Non-farm payrolls were released today and the figure was a disappointing 20% less than expected.
U.S. labor markets are still struggling to gain traction this summer, even though it will soon be three years of expansionary policy by the government. At the time of writing this articles, the jobs report was about to be released and S&P futures had already started trending down ahead of the data.
Looking at the non-farm numbers since January 2012, we have seen a significant downward trend so far already. Since the past three months, a total of 225,000 non-farm jobs were gained, less than the single month figures of January and February!
Details from Friday's Job Report
- Non-farm payrolls were 80,000 vs. 100,000 that was expected.
- Private sector jobs disappointed as well, at 84,000 vs. the expected 105,000.
Note: Initial consensus was 82,000 but the number was revised ahead of the report.
- Unemployment rate stays at 8.2%.
- Highest growth sectors in terms of jobs, were Temporary help (25,000), Professional and Technical services (18,000), and Healthcare (11,000).
- Durable manufacturing industry gained 14,000 jobs.
- Durable goods industry gained 13000 jobs.
- Construction industry gained 2000 new jobs, also first YTD increase.
- Federal and State Government payrolls contracted.
- Education jobs decreased by 14,000 (maybe summer has something to do with this, so hopefully temporary).
What this means to us
If you have ever taken your kid to Chuck E. Cheese, you probably remember that Smash-A-Munch game where you use a hammer to smash those little monsters popping their heads out of a board. The Europe situation is similar -- the leaders try to hammer down one problem, and another rears it's head. And it appears this will continue for a while.
The European leaders have had as many as 19 meetings to discuss a resolution for their sovereign debt levels, and they have yet to come up with something solid and comprehensive and investors are running out of confidence.

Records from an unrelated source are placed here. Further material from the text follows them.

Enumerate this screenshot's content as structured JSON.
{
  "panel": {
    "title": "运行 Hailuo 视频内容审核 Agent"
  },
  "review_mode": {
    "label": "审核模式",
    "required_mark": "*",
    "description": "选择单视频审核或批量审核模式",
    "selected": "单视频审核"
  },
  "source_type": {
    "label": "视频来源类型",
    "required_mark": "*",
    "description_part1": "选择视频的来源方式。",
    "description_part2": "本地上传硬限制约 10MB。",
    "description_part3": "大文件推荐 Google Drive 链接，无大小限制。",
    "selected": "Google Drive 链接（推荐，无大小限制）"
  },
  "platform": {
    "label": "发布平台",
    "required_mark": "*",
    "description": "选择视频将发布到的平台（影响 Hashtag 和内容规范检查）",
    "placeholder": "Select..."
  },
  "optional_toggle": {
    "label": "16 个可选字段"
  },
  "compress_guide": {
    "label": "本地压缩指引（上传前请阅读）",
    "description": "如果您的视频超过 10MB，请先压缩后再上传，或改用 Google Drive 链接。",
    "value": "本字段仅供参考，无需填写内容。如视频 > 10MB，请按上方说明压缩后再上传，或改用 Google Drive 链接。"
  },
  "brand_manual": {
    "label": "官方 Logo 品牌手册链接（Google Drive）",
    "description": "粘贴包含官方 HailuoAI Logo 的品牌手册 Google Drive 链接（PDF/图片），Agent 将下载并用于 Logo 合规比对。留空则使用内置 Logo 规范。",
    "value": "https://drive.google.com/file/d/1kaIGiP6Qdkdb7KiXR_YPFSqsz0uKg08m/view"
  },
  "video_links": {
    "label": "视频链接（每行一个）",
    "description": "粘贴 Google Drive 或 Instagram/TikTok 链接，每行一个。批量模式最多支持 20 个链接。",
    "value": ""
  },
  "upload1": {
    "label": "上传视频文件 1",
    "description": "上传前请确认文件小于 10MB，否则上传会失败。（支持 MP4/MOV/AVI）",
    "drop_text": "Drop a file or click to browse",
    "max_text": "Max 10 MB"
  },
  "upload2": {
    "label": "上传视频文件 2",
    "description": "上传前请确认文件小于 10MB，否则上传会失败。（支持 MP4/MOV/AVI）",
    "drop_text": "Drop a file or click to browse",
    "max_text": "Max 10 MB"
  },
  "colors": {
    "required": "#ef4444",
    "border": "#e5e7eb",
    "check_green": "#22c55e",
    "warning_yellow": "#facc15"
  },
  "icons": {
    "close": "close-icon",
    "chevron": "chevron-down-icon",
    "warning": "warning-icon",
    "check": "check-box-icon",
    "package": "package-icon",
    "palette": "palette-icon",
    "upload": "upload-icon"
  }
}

In the U.S., the investor community has already been murmuring about the "fiscal cliff" and the whispers are getting louder. Over the past year and half, politicians in the U.S. have behaved childishly, causing a great deal of harm to the investment community indirectly. 2012 is the election year, so this pseudo battle related to fiscal and monetary policies (or any other policies for that matter) between the Democrats and Republicans will continue going into the Q4 of 2012.
Then in China, new PMI numbers and the government's interest rate cut only suggest a further contraction in PMI and more softened data in the summer.
In this sad macroeconomic environment, it is likely that average job growth for 2012's second half will stay around a dismal 125,000 number. From the government's standpoint, the rate of return on their investment (read stimulus) is quite dismal considering they have been lending a helping hand for three years now.
Inflation expectations are still a bit high but note that a downward trend has started, and it seems that late summer might see more weakness. If this continues, Uncle Sam would have no choice but to us a gift of QE.
Like the maker of the killer gun AK-47 regretted coming up with his own invention that is now used to kill innocent lives, John Maynard Keynes could be very well regretting his own theory from his grave. The market has got so used to stimulus that it is forgetting to behave on its own.
After three years of various expansionary monetary policy measures, we are seeing disappointing growth in jobs. How do we know whether another QE will help?
The best scenario for the U.S. is if the labor markets start seeing organic growth and stop relying on government stimulus.
Friedrich Hayek must be smiling in his own grave.